(The names of the dead of both communities, listed according to their status, the status of those who killed them, and place of death, are available on the Web at www.btselem.org. When you get to this site, click on "Current Intifada" and then on "Statistics" and then on "Persons Killed.")

When either community mourns the deaths only of those on "its side" who have been killed by those on "the other side," the outcome is often more rage, more hatred, and more death. If we can share the grief for those dead on both "sides," we are more likely to see each other as human beings, and move toward ending the violence.

4. We could learn more about the efforts at nonviolent approaches that are being made by groups like Rabbis for Human Rights, Bat Shalom, the Palestinian Center for Rapprochement in Beit Sahour, the Israel-Palestine Center for Research and Information (in Jerusalem), etc.

5. After coming to our own conclusions, we could bring them to the attention of Jewish and general leaders and communities through letters to editors, resolutions of our own congregations, vigils and rallies, etc.

6. We could support those organizations in Israel or America that are working in accord with our own beliefs, by sending them tzedakah money.

7. We could invite Israelis and Palestinians to speak at our congregations.

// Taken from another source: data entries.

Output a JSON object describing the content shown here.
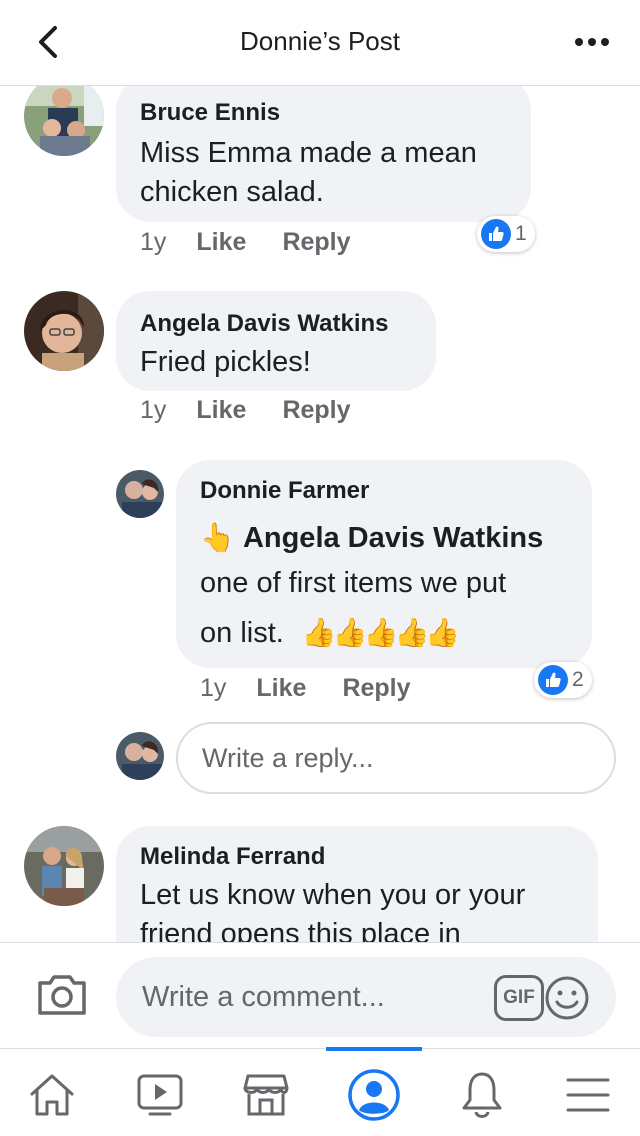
{
  "header": {
    "title": "Donnie’s Post"
  },
  "comments": [
    {
      "author": "Bruce Ennis",
      "text_lines": [
        "Miss Emma made a mean",
        "chicken salad."
      ],
      "time": "1y",
      "like_label": "Like",
      "reply_label": "Reply",
      "reaction_count": "1"
    },
    {
      "author": "Angela Davis Watkins",
      "text_lines": [
        "Fried pickles!"
      ],
      "time": "1y",
      "like_label": "Like",
      "reply_label": "Reply"
    },
    {
      "author": "Donnie Farmer",
      "mention": "Angela Davis Watkins",
      "text_lines": [
        "one of first items we put",
        "on list."
      ],
      "emoji": "👍👍👍👍👍",
      "mention_emoji": "👆",
      "time": "1y",
      "like_label": "Like",
      "reply_label": "Reply",
      "reaction_count": "2"
    },
    {
      "author": "Melinda Ferrand",
      "text_lines": [
        "Let us know when you or your",
        "friend opens this place in"
      ]
    }
  ],
  "reply_input": {
    "placeholder": "Write a reply..."
  },
  "composer": {
    "placeholder": "Write a comment...",
    "gif_label": "GIF"
  },
  "tabs": [
    {
      "icon": "home-icon"
    },
    {
      "icon": "video-icon"
    },
    {
      "icon": "marketplace-icon"
    },
    {
      "icon": "profile-icon",
      "active": true
    },
    {
      "icon": "notifications-icon"
    },
    {
      "icon": "menu-icon"
    }
  ],
  "colors": {
    "accent": "#1877f2",
    "bubble": "#f0f2f5",
    "secondary_text": "#65676b"
  }
}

8. We could learn the songs of peace in Hebrew, and add them to our liturgies.

— AW